Stanford Ortho 22

I blogged about this six months ago but I didn't notice the video at that time.  There is a class at Stanford called Anatomy of Movement Ortho 22 that works with the Motion and Gait Analysis Labratory.  Last Winter they worked with Taijiquan master Chen Xiang.  The results in the video are funny.  They seem to have zeroed in on 0.05% of Taijiquan and have succeeded in saying almost nothing.  Hey, that's good science, don't get me wrong.  We have to start somewhere.

Here is the problem for you my dear readers.  What hypothesis about Taijiquan can be tested with this equipment?  Can you propose a better test, or a more relevant hypothesis? What other questions does this inquiry raise?  What evidence would disprove their hypothesis?

I'll get you started:Mass

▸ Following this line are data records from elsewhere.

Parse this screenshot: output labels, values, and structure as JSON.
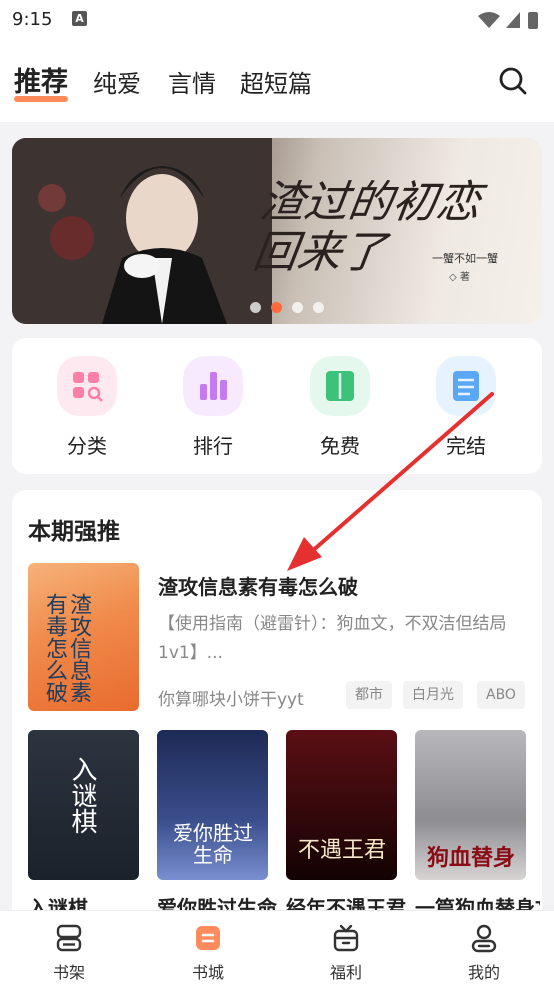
{
  "status": {
    "time": "9:15",
    "notif": "A"
  },
  "nav": {
    "tabs": [
      "推荐",
      "纯爱",
      "言情",
      "超短篇"
    ],
    "active_index": 0,
    "accent": "#ff8a5c"
  },
  "banner": {
    "title": "渣过的初恋回来了",
    "subtitle": "一蟹不如一蟹",
    "author": "◇ 著",
    "dots": 4,
    "active_dot": 1
  },
  "categories": [
    {
      "label": "分类",
      "icon": "grid-search-icon",
      "color": "#ff7fa6"
    },
    {
      "label": "排行",
      "icon": "bar-chart-icon",
      "color": "#c57bf0"
    },
    {
      "label": "免费",
      "icon": "book-icon",
      "color": "#3cc27a"
    },
    {
      "label": "完结",
      "icon": "document-icon",
      "color": "#5aa8f5"
    }
  ],
  "recommend": {
    "heading": "本期强推",
    "featured": {
      "title": "渣攻信息素有毒怎么破",
      "cover_text": "渣攻信息素有毒怎么破",
      "description": "【使用指南（避雷针）：狗血文，不双洁但结局1v1】...",
      "author": "你算哪块小饼干yyt",
      "tags": [
        "都市",
        "白月光",
        "ABO"
      ]
    },
    "books": [
      {
        "title": "入谜棋",
        "cover_text": "入谜棋"
      },
      {
        "title": "爱你胜过生命",
        "cover_text": "爱你胜过生命"
      },
      {
        "title": "经年不遇王君",
        "cover_text": "不遇王君"
      },
      {
        "title": "一篇狗血替身文",
        "cover_text": "狗血替身"
      }
    ]
  },
  "bottom_nav": [
    {
      "label": "书架",
      "icon": "bookshelf-icon"
    },
    {
      "label": "书城",
      "icon": "bookstore-icon",
      "active": true
    },
    {
      "label": "福利",
      "icon": "gift-icon"
    },
    {
      "label": "我的",
      "icon": "profile-icon"
    }
  ]
}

--Can this much force be generated by this much mass using another method?

--Is his force easier to inhibit at certain locations?  Or is his force continuous despite the fact that his speed is changing?

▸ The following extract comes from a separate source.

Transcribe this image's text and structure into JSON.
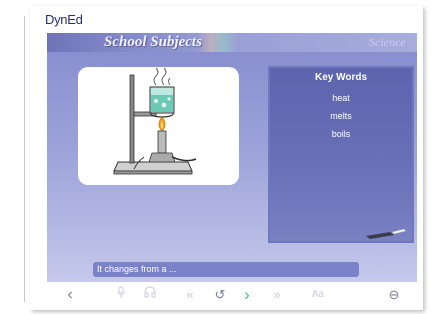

--If he carries a weight in the non-striking hand will it increase his force in the striking hand?  (Fluid dynamics hypothesis).

--Does this sort of power require uniformity of muscle relaxation/tension?  Can it be inhibited by electrically stimulating a random muscle while he is in motion?  Can we get some sensors on a range of muscle groups to see to what degree they are "firing" and in what order?

Note:  I am available for scientific evaluation.